* _INPUT DATA_:

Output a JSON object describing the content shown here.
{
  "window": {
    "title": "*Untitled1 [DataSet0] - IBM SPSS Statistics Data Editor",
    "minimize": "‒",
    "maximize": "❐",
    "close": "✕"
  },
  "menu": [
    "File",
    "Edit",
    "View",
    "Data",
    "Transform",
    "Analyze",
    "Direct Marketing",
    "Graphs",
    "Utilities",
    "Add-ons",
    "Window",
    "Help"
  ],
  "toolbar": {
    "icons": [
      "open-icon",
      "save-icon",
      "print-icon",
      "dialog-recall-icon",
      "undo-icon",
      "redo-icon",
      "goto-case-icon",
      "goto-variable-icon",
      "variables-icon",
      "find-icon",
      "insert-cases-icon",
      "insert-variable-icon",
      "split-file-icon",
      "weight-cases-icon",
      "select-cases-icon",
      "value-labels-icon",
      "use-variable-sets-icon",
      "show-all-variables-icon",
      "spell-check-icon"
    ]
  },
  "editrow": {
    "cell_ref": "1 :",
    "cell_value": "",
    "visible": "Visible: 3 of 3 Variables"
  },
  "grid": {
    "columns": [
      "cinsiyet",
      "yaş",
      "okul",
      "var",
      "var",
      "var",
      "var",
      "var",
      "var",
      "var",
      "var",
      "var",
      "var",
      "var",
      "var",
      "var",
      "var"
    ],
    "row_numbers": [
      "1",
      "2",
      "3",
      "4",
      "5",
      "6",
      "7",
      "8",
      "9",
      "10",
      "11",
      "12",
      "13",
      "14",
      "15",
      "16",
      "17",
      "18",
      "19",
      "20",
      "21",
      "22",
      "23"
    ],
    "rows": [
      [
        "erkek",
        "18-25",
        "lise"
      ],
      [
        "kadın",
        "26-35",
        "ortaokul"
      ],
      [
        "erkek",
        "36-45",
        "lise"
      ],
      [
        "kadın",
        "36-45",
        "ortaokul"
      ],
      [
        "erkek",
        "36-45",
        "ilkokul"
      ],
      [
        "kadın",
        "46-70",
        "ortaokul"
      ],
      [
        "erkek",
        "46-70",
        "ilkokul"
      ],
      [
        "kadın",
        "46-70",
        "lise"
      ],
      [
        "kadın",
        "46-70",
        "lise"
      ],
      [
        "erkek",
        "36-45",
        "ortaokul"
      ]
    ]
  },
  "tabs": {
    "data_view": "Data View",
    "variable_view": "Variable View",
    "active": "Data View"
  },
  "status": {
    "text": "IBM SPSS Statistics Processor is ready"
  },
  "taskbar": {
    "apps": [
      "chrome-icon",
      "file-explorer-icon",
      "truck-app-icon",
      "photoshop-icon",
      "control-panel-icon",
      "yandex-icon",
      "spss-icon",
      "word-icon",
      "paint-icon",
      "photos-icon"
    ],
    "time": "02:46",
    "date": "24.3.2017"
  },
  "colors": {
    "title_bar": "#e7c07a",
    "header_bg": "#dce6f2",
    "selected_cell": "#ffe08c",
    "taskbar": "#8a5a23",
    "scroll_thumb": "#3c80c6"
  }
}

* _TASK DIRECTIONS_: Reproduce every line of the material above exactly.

* _TASK RESULT_:
Output a JSON object describing the content shown here.
{
  "window": {
    "title": "*Untitled1 [DataSet0] - IBM SPSS Statistics Data Editor",
    "minimize": "‒",
    "maximize": "❐",
    "close": "✕"
  },
  "menu": [
    "File",
    "Edit",
    "View",
    "Data",
    "Transform",
    "Analyze",
    "Direct Marketing",
    "Graphs",
    "Utilities",
    "Add-ons",
    "Window",
    "Help"
  ],
  "toolbar": {
    "icons": [
      "open-icon",
      "save-icon",
      "print-icon",
      "dialog-recall-icon",
      "undo-icon",
      "redo-icon",
      "goto-case-icon",
      "goto-variable-icon",
      "variables-icon",
      "find-icon",
      "insert-cases-icon",
      "insert-variable-icon",
      "split-file-icon",
      "weight-cases-icon",
      "select-cases-icon",
      "value-labels-icon",
      "use-variable-sets-icon",
      "show-all-variables-icon",
      "spell-check-icon"
    ]
  },
  "editrow": {
    "cell_ref": "1 :",
    "cell_value": "",
    "visible": "Visible: 3 of 3 Variables"
  },
  "grid": {
    "columns": [
      "cinsiyet",
      "yaş",
      "okul",
      "var",
      "var",
      "var",
      "var",
      "var",
      "var",
      "var",
      "var",
      "var",
      "var",
      "var",
      "var",
      "var",
      "var"
    ],
    "row_numbers": [
      "1",
      "2",
      "3",
      "4",
      "5",
      "6",
      "7",
      "8",
      "9",
      "10",
      "11",
      "12",
      "13",
      "14",
      "15",
      "16",
      "17",
      "18",
      "19",
      "20",
      "21",
      "22",
      "23"
    ],
    "rows": [
      [
        "erkek",
        "18-25",
        "lise"
      ],
      [
        "kadın",
        "26-35",
        "ortaokul"
      ],
      [
        "erkek",
        "36-45",
        "lise"
      ],
      [
        "kadın",
        "36-45",
        "ortaokul"
      ],
      [
        "erkek",
        "36-45",
        "ilkokul"
      ],
      [
        "kadın",
        "46-70",
        "ortaokul"
      ],
      [
        "erkek",
        "46-70",
        "ilkokul"
      ],
      [
        "kadın",
        "46-70",
        "lise"
      ],
      [
        "kadın",
        "46-70",
        "lise"
      ],
      [
        "erkek",
        "36-45",
        "ortaokul"
      ]
    ]
  },
  "tabs": {
    "data_view": "Data View",
    "variable_view": "Variable View",
    "active": "Data View"
  },
  "status": {
    "text": "IBM SPSS Statistics Processor is ready"
  },
  "taskbar": {
    "apps": [
      "chrome-icon",
      "file-explorer-icon",
      "truck-app-icon",
      "photoshop-icon",
      "control-panel-icon",
      "yandex-icon",
      "spss-icon",
      "word-icon",
      "paint-icon",
      "photos-icon"
    ],
    "time": "02:46",
    "date": "24.3.2017"
  },
  "colors": {
    "title_bar": "#e7c07a",
    "header_bg": "#dce6f2",
    "selected_cell": "#ffe08c",
    "taskbar": "#8a5a23",
    "scroll_thumb": "#3c80c6"
  }
}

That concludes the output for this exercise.